  • Keeping an eye on currents is also important – if it’s over 1.5 to 2 knots Jim won’t bother going as it’s likely to be unfishable. In Jim’s area (SE Queensland) the East Australian Current can run fast over the summer months, making deep jigging impossible. Use data from Rip Charts, waverider buoys and so on to get an idea, but understand that these aren’t always spot on and you might need a Plan B if you get to your destination and find that current is faster than expected.

#3 Make sure you have the following jigs

  • The Williamson Benthos 400g is a very good option, but sadly discontinued. There are plenty of them around still, so keep your eyes open and snap them up when you can.
  • The Daiwa Slow Knuckle is a slow pitch jig that can also be worked fast if conditions (ie currents) allow.
  • The Jigging Master Rocket is a tail-weighted jig that plummets through the current and is very effective for fast jigging pelagics in deep water.
  • Seafloor Control Gawky is a rather expensive jig but has an amazing swimming action and is deadly on a range of species.
  • Feed Lures make some excellent slow pitch jigs that are slightly cheaper than the Seafloor Control lures, though still more expensive than the speed jigging varieties.
  • In general, for high speed jigging in 70-140 m depths the elongated, tail-weighted jigs are the best option and are more likely to get down to depth when a current is running without being swept sideways. Centre weighted jigs are less useful if there’s a current, but their fluttering action can sometimes make them better fish takers if the currents permit.

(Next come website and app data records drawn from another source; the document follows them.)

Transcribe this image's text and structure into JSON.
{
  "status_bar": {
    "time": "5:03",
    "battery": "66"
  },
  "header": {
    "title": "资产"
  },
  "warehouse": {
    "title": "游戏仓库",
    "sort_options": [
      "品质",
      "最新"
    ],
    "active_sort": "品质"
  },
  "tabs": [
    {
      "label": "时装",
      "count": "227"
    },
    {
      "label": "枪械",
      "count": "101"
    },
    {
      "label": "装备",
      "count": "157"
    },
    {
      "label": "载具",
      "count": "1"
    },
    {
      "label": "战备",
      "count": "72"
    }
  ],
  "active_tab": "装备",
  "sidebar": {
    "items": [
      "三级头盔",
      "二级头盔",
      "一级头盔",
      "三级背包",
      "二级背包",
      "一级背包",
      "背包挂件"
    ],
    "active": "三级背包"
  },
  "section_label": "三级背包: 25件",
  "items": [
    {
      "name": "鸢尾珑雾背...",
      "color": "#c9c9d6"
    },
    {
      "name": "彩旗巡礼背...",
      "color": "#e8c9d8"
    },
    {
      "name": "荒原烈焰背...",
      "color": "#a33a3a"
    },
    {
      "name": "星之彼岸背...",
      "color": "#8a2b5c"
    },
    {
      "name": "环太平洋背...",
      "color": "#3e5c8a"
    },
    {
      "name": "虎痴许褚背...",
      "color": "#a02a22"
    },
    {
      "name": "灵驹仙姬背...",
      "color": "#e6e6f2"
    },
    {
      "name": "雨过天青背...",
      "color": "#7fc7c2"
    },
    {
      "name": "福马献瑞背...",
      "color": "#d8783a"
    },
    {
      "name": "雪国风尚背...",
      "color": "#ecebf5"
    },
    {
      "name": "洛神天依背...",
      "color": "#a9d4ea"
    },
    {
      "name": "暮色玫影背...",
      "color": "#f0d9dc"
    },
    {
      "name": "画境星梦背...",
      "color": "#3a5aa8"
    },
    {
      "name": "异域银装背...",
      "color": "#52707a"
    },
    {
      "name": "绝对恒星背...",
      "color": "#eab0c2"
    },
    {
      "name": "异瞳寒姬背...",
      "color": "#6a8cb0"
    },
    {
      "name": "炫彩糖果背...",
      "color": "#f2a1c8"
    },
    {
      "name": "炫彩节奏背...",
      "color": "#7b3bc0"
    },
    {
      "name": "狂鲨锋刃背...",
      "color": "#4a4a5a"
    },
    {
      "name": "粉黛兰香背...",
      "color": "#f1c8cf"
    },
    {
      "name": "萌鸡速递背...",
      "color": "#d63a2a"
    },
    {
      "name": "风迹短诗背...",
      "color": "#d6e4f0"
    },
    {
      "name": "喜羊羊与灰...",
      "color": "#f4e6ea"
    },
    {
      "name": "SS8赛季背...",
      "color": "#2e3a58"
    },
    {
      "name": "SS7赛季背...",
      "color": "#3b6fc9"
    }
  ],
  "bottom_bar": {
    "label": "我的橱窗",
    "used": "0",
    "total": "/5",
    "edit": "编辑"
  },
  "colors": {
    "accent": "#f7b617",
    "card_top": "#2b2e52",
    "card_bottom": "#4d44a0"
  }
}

#4 Rig your gear properly to avoid tears

  • Jim prefers a PR knot for joining his braid to the leader, but will only tie this knot at home before he leaves – and it requires a bobbin to tie it properly. If he needs to replace a leader at sea, Jim uses an FG knot, which is almost as strong as the PR knot, but faster and easier to tie on a boat and doesn’t require any tools.
  • A long leader is a good idea as it gives a little shock absorption and makes it easier to land a fish without needing to gaff it. The jig also makes a good handle for lifting a fish over the side.
  • A chain knot is the best for tying the leader to a solid brass ring, although a uni knot can also work for lighter leaders. Make sure you attach the leader to a solid brass ring, not a split ring or the jig itself. The jig can then be attached with a heavy split ring to the solid brass ring ensuring that the spit ring doesn’t come under any pressure during the fight. Beware of flattened brass rings often found on cheaper assist rigs as they can easily cut a leader whilst fighting fish. Avoid using snaps or swivels, they’ll inevitably fail no matter how strong they are.
  • It’s easy (and cheaper) to tie your own assist hooks using Owner SJ 41, Gamakatsu or BKK hooks and definitely worth the effort. Most good tackle stores will stock the Dyneema cord and there are tons of good tutorials on how to tie assist hooks.

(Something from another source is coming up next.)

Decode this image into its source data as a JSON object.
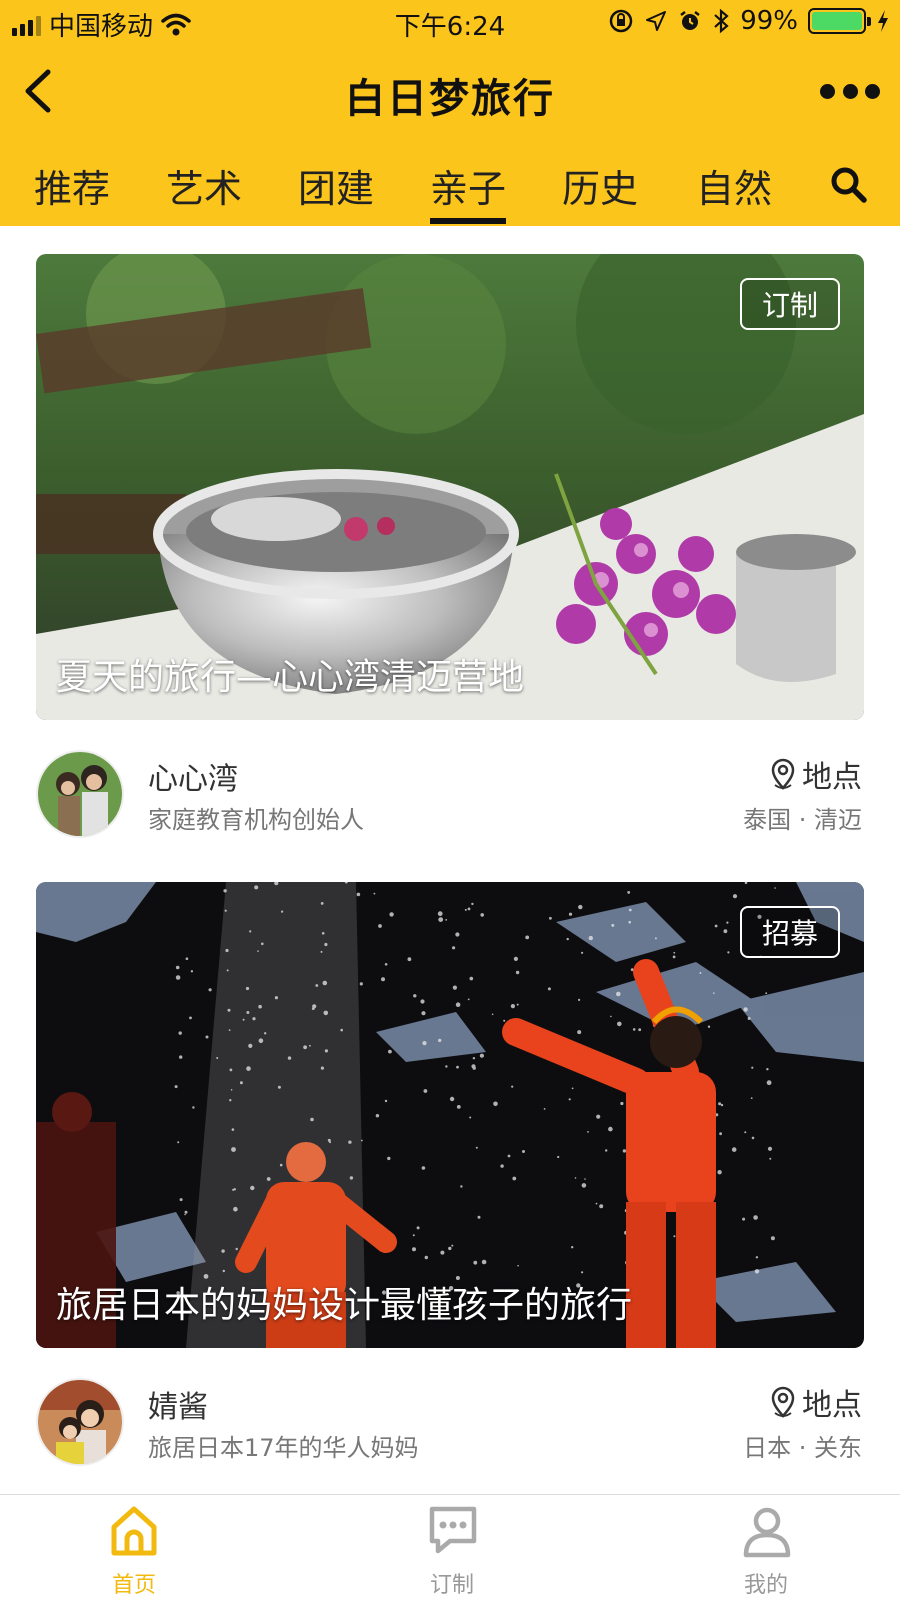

#5 Understand the basics of hooking, playing and landing fish

  • A common beginner mistake is to not use the gear to full capacity, especially the drag. Fishing with a super heavy drag is very important as it ensures a good hook set, but also because it’s very important to get control of a large fish in the first thirty seconds of the fight. Tighten the drag so that you can barely pull line from the reel using a gloved hand – it’s also important to note that your unlikely to get busted off on the strike with the tackle recommended here, but a light drag is highly likely to end with a fish burying you in the reef. Start heavy and back the drag off during the fight if necessary.
  • When a fish hits, try to continue with the jigging action for at least another 2-3 pumps of the rod, effectively driving the hook home, but also keeping the fish headed away from the reef for the first few crucial seconds of the fight.

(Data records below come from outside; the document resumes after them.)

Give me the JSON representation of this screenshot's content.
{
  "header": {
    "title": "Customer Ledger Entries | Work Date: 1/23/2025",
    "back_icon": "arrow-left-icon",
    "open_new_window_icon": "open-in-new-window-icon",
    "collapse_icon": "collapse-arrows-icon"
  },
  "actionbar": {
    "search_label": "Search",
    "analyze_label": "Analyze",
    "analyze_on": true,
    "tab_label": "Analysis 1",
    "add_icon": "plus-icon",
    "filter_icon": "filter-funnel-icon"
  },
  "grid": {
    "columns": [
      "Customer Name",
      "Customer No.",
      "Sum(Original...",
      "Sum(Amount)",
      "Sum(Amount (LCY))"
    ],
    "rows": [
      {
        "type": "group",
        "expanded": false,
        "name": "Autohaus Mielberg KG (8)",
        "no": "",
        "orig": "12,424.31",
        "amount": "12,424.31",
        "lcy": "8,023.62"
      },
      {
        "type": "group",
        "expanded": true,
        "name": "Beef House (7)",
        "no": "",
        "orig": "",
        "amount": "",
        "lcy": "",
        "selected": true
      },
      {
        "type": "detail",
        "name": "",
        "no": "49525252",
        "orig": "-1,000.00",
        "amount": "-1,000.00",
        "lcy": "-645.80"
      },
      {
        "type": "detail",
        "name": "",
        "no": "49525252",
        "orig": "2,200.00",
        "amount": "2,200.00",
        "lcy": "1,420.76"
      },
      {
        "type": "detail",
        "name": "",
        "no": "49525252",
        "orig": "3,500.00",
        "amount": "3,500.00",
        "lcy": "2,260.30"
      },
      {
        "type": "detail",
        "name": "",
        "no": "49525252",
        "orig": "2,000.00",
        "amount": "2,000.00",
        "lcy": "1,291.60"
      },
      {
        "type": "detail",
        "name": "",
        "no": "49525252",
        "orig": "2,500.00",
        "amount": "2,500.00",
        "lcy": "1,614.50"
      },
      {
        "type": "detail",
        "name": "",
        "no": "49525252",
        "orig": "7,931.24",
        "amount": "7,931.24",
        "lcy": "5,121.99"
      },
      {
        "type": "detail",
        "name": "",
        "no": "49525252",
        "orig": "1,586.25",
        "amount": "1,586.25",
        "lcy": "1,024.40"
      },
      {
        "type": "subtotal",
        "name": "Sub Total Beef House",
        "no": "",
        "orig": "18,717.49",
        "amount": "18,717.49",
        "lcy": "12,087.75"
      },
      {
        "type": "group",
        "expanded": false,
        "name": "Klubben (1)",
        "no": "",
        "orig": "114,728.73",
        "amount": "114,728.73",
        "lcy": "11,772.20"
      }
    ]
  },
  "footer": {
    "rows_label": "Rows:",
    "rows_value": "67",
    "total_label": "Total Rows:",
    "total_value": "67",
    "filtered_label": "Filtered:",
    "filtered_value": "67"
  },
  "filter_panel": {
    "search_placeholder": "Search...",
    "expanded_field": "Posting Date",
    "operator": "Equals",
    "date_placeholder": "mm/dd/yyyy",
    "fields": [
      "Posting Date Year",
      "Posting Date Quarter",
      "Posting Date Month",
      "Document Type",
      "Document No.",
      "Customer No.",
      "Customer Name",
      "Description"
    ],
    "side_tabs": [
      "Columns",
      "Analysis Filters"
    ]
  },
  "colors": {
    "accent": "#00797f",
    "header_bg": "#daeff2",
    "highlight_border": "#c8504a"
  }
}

Subscribe To ALF

Apple  |  Stitcher  |  Google  |  Spotify  | iHeartMP3


Submit a Comment

Your email address will not be published. Required fields are marked *